Sharing his love for competition, Hanselman has coached youth t-ball and baseball for six years. He currently coaches his 11-year-old son Mason’s travel team, with younger brother Miles, 7, on his way too.

Coach Hanselman knows the importance of instilling discipline and diligence, but he’s also big on perspective.

“I teach my boys that if you make an error in a game, you get 5 seconds to get mad, get over it and get ready for the next play,” he said. “I let them do whatever they have to do, but in 5 seconds, they’d better have a short memory and get back because (the play) is probably coming right back to them.”

Decades of matching wits with wily opponents of fin and fur have shaped this mindset. You spend hours stalking a big aoudad and then bust it with a careless move; you shake it off and get after another one. Dump a big kicker at boat side — same thing.

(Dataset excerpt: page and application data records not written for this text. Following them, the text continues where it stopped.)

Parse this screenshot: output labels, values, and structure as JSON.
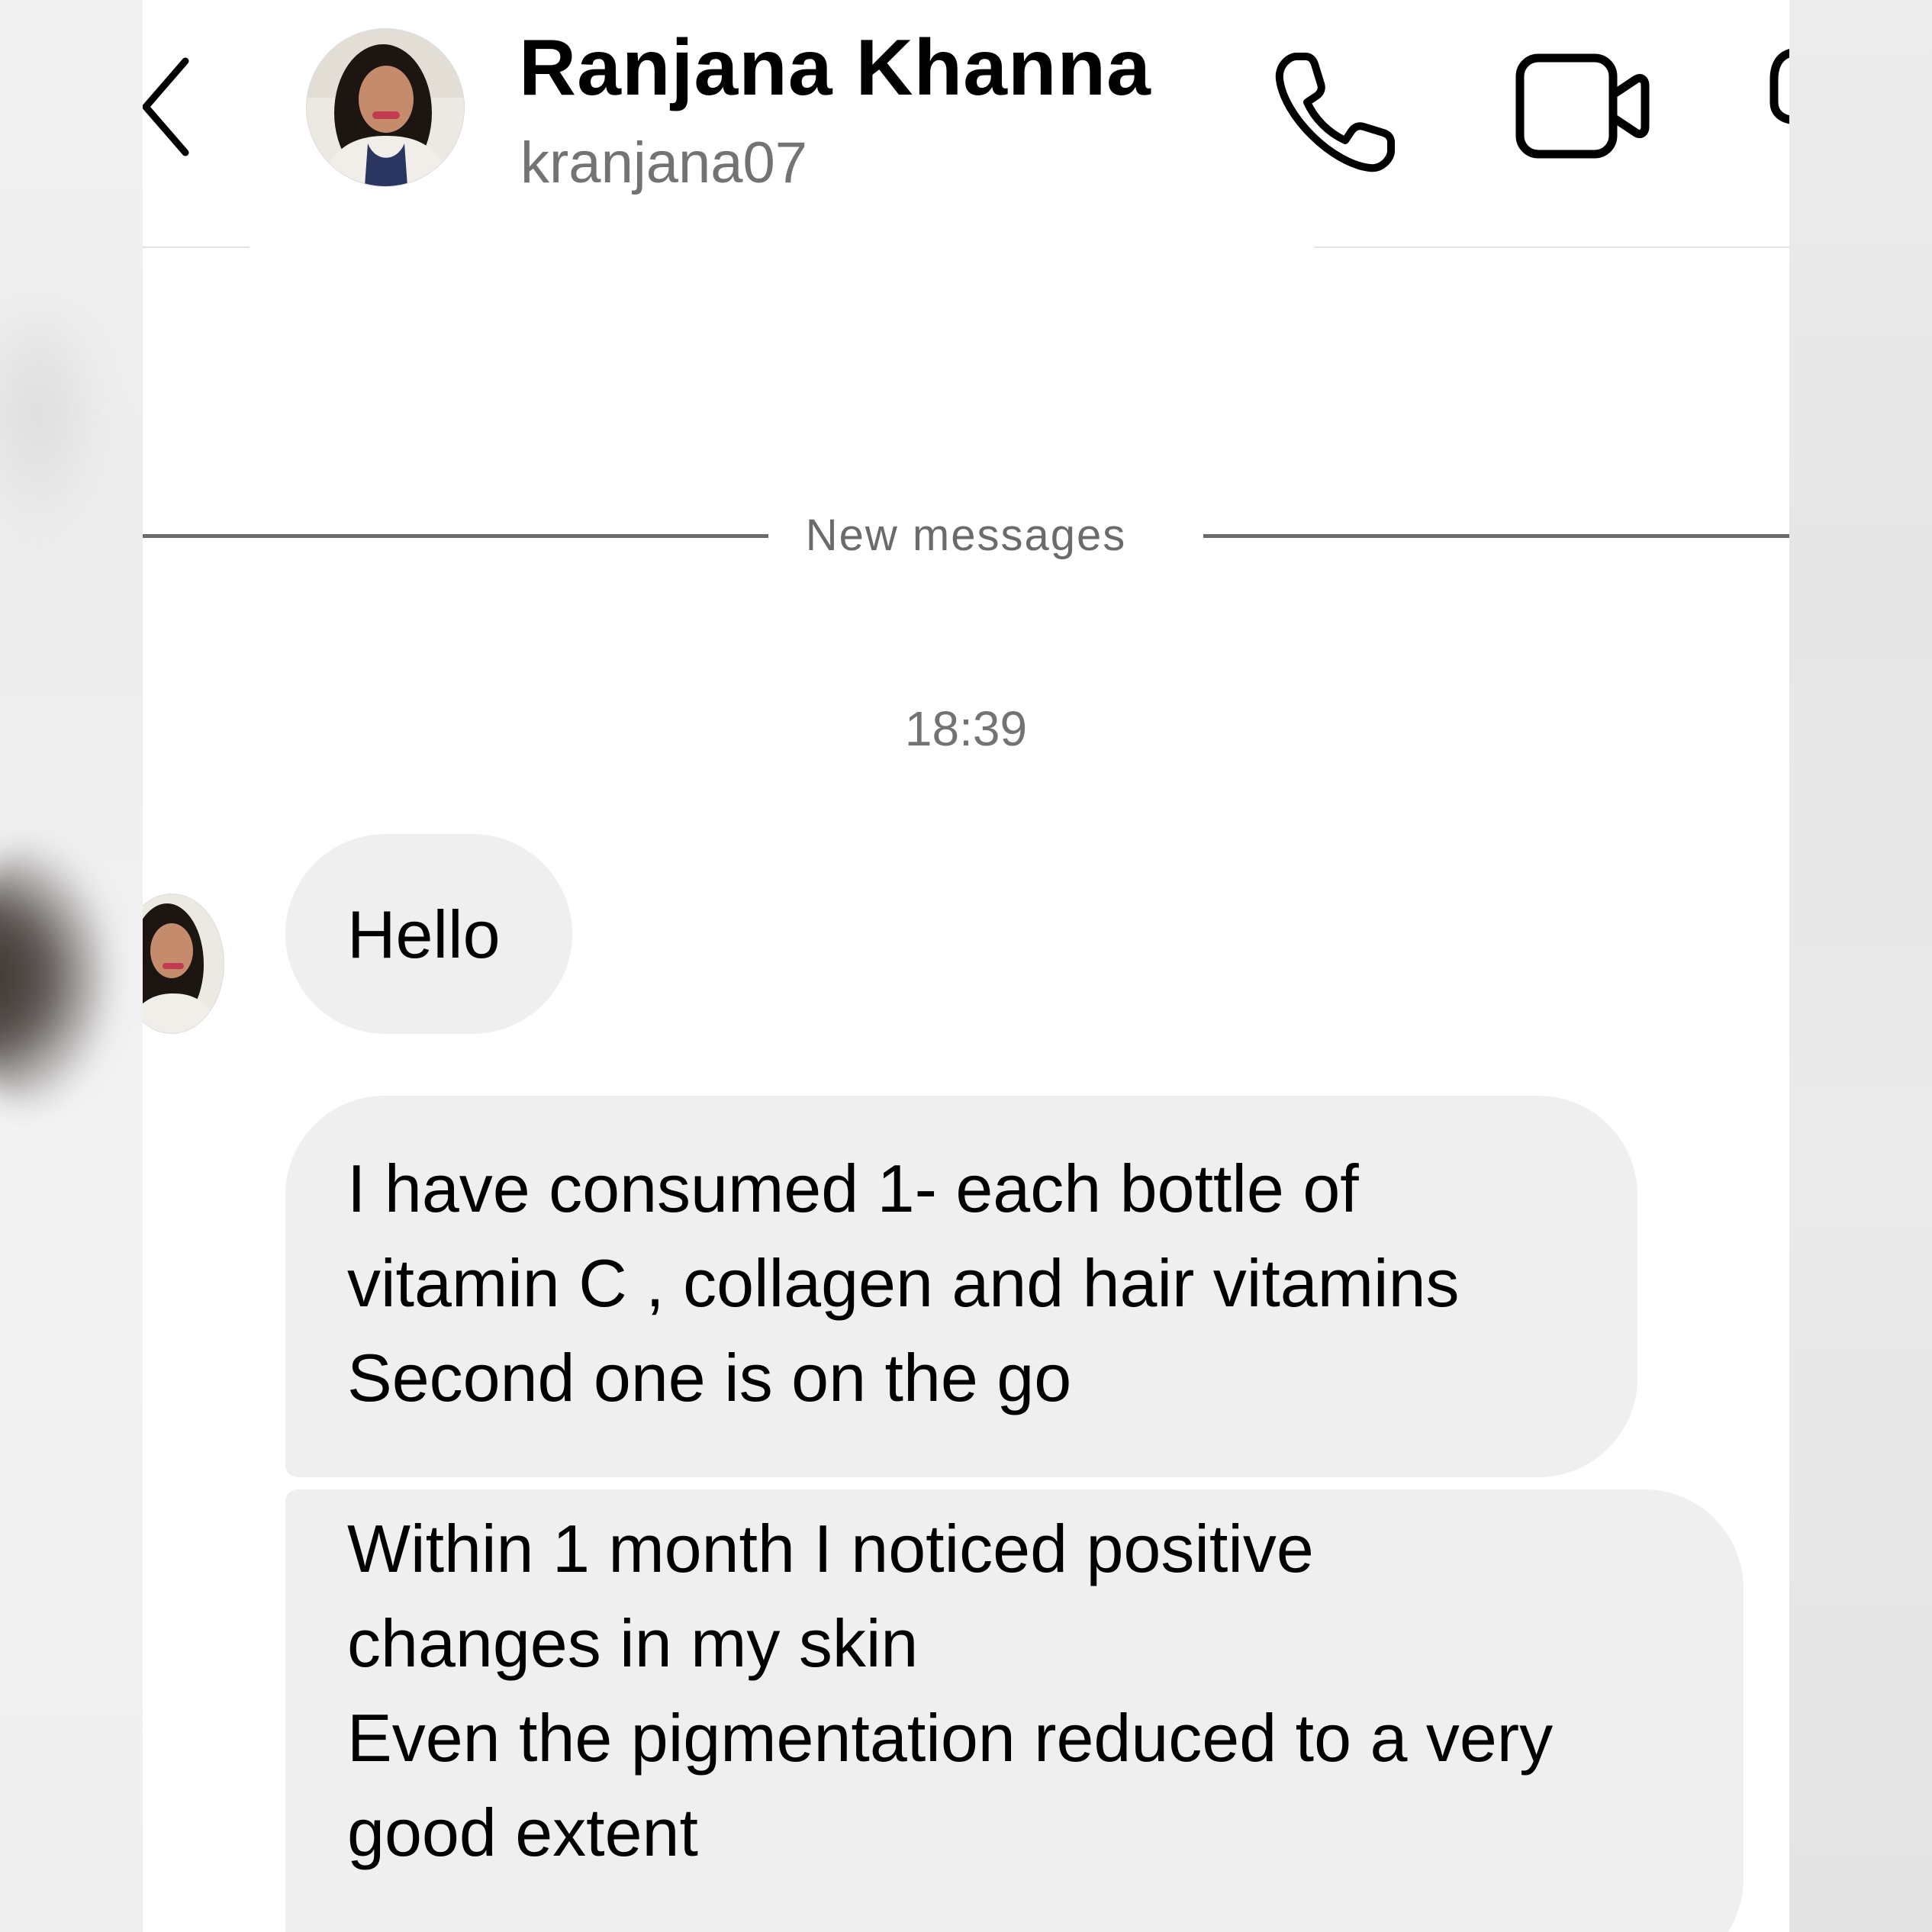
{
  "contact": {
    "name": "Ranjana Khanna",
    "username": "kranjana07"
  },
  "header": {
    "back_icon": "chevron-left-icon",
    "call_icon": "phone-icon",
    "video_icon": "video-camera-icon",
    "info_icon": "info-icon"
  },
  "thread": {
    "divider_label": "New messages",
    "timestamp": "18:39",
    "messages": [
      {
        "lines": [
          "Hello"
        ]
      },
      {
        "lines": [
          "I have consumed 1- each bottle of",
          "vitamin C , collagen and hair vitamins",
          "Second one is on the go"
        ]
      },
      {
        "lines": [
          "Within 1 month I noticed positive",
          "changes in my skin",
          "Even the pigmentation reduced to a very",
          "good extent"
        ]
      }
    ]
  },
  "colors": {
    "bubble_bg": "#efefef",
    "secondary_text": "#737373",
    "divider": "#6b6b6b",
    "panel_bg": "#ffffff"
  }
}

That’s the kind of level-headed approach Ray Hanselman brings to the Elite Series. Sure, he wants those blue trophies, but more than anything, he wants his wife Misty and their boys to know he’s gonna bring it every time.

“The motivation is that I don’t want to fail,” he said. “I’m doing this to support my family, so I want to make my time away from them worth it.

“I don’t look at the guys I’m fishing against as my competition; I’m out there against the fish. I’m happy when someone else wins. I know I have to do better than them, but I don’t put that much weight on my shoulders. It’s more about me trying to figure out the fish."

If it works, great, if not — he’s got 5 seconds.